Speaker(s): Professor Hiroko Akiyama, Kath Scanlon, Dr Thijs Van Den Broek, Professor Alan Walker | We hope you're enjoying this year's programme of public events and that you'll stay tuned for the exciting events we have lined up, for the summer term. In the meantime we have another podcast series …
Speaker(s): Nancy Pelosi | Join us for this conversation between Nancy Pelosi, Speaker of the U.S. House of Representatives and LSE's Peter Trubowitz, Director of the US Centre at the School. Nancy Pelosi (@SpeakerPelosi) is the 52nd Speaker of the U.S. House of Representatives, having made history in 2007 when …
Speaker(s): Sir Mike Aaronson, Maryam Ahmed, Mary Robinson, Rafia Zakaria | In 2019, Save the Children celebrates 100 years of working at the interface of politics, humanitarianism, and children’s rights.

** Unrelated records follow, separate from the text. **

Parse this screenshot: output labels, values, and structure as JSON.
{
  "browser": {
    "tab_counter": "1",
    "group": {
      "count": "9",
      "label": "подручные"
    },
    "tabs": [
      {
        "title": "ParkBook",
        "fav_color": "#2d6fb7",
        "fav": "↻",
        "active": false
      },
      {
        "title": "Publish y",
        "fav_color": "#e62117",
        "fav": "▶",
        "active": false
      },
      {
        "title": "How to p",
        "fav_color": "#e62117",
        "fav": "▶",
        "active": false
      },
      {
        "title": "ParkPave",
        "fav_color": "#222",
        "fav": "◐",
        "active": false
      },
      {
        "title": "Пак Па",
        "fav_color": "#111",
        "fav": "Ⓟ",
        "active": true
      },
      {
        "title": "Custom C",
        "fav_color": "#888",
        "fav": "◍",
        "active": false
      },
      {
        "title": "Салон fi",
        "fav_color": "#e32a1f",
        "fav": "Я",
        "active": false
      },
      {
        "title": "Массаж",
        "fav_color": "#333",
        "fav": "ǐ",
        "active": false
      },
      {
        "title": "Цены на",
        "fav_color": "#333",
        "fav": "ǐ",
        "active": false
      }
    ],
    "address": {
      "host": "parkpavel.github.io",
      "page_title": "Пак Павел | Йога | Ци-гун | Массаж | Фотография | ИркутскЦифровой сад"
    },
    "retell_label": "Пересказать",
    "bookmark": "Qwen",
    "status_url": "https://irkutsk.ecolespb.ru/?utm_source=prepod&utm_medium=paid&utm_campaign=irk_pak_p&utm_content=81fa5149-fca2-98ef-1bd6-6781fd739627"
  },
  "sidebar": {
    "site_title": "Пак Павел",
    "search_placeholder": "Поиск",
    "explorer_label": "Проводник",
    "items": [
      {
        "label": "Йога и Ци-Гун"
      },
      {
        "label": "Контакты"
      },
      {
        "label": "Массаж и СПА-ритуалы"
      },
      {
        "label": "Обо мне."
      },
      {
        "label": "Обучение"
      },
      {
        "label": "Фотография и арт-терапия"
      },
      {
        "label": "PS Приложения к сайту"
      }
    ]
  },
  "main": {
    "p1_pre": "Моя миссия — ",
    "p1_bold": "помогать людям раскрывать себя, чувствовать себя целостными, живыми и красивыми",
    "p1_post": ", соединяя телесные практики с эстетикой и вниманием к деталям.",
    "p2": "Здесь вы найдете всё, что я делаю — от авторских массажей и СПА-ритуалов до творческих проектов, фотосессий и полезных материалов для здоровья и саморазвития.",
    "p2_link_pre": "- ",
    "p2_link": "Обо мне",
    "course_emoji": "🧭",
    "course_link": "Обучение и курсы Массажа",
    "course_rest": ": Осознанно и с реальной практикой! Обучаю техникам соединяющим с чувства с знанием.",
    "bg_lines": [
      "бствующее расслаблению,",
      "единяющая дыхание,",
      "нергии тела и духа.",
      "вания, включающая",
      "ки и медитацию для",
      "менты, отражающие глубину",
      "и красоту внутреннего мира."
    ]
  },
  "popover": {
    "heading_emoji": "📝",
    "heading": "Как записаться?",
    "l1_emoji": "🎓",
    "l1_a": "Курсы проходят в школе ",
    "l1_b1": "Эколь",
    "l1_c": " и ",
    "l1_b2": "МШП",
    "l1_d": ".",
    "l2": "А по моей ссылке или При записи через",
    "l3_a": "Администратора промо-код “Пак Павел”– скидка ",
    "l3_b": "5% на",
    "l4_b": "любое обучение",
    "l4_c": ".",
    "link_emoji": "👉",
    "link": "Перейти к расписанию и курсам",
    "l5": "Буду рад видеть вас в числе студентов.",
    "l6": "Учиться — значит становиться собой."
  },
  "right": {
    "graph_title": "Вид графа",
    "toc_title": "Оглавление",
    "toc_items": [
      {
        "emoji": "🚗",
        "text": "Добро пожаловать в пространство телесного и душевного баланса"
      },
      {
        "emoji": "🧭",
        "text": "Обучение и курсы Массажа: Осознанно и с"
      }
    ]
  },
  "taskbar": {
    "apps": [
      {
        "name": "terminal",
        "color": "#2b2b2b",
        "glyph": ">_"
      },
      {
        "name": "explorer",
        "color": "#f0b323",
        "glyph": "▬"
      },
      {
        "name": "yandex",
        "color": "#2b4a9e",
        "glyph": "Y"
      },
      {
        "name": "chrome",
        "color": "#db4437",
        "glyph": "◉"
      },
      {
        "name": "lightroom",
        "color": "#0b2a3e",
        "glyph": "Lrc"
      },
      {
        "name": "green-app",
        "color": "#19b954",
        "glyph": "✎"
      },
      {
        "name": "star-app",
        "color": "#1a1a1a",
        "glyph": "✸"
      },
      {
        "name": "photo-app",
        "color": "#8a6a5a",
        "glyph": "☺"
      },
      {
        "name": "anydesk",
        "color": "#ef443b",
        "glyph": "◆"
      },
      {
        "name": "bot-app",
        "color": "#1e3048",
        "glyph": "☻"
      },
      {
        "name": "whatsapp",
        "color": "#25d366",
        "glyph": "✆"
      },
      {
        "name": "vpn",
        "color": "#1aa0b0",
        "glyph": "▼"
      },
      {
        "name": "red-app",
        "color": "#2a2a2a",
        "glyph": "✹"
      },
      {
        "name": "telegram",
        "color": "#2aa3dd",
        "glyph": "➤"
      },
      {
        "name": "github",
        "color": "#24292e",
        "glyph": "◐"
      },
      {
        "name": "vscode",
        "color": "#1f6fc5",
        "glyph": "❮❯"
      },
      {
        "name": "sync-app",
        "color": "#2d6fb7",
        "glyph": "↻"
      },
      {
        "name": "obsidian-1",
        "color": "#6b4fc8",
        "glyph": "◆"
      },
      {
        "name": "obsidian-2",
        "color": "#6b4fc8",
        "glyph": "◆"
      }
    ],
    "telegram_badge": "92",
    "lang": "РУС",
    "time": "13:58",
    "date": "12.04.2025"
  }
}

What does the future hold? Bringing together a panel of leading experts, the conversation will analyse how children's rights have …
Speaker(s): Professor Danny Dorling, Professor Sally Tomlinson, Professor Gurminder K Bhambra, Professor Will Hutton | In 2016, the UK voted to leave the European Union – but has yet to leave its Empire past behind. What part did the long afterlife of the world’s largest-ever Empire play in Britain’s view …
Speaker(s): Professor Catherine Barnard, Professor Sir Charles Bean, Jill Rutter | Editor's note: Unfortunately the last few minutes of the event are missing from the podcast. Our panel reviews what has been decided and resolved on Brexit, as well as the short- and long-term implications for Britain. Catherine Barnard (@CSBarnard24) …
Speaker(s): Professor David Spiegelhalter | In his new book, The Art of Statistics, David Spiegelhalter guides us through the essential principles we need in order to derive knowledge from data, showing us why data can never speak for itself. He explains the basic concepts, from regression to P-values (without using …
Speaker(s): Professor Bob Jessop, Professor Costas Lapavitsas, Professor Peter Ramsay, Professor Lea Ypi | Are we all Marxists now? Which of Marx’s ideas remain relevant, which redundant? Join leading scholars to address Marx’s legacy at 201. Are we all Marxists now? The question may sound strange but the virtues of …
Speaker(s): Professor Axel Gosseries | Do the intergenerational issues raised by climate change differ from those raised by the Brexit vote? And what can we do to address these issues? Axel Gosseries is Professor of Economics and Social Ethics at Louvain University. The Ralph Miliband Programme (@RMilibandLSE) is one of …
Speaker(s): Dr Andrew Lewis-Pye | Perhaps the most fundamental challenge for the future of cryptocurrencies is the issue of scalability: How can one dramatically increase transaction rates without sacrificing the security of the blockchain? In this talk Andrew Lewis-Pye will start by giving an overview of the fundamentals of cryptocurrencies …
Speaker(s): Dr Erica Lagalisse | Erica Lagalisse explores the relationship of 19th century anarchism with the clandestine fraternity, challenges leftist attachments to atheism, and intervenes in current debates concerning “conspiracy theory”. In the nineteenth century anarchists were accused of conspiracy by governments afraid of revolution, but in the current century …
Speaker(s): Professor Jay Winter | Silence itself is a language of memory. Jay Winter explores the dialectic between silence and sound in the auditory history of the Great War. Jay Winter is Charles J Stille Professor of History Emeritus, Yale University. Robin Archer is Director of the Ralph Miliband Programme …
Speaker(s): Professor Pat Thane | The social and health needs of older people are not easily separable. But care has been institutionally separate since 1948. Did this help create the current crisis? Pat Thane is Research Professor in Contemporary History, King's College London. Robin Archer is the Director of the …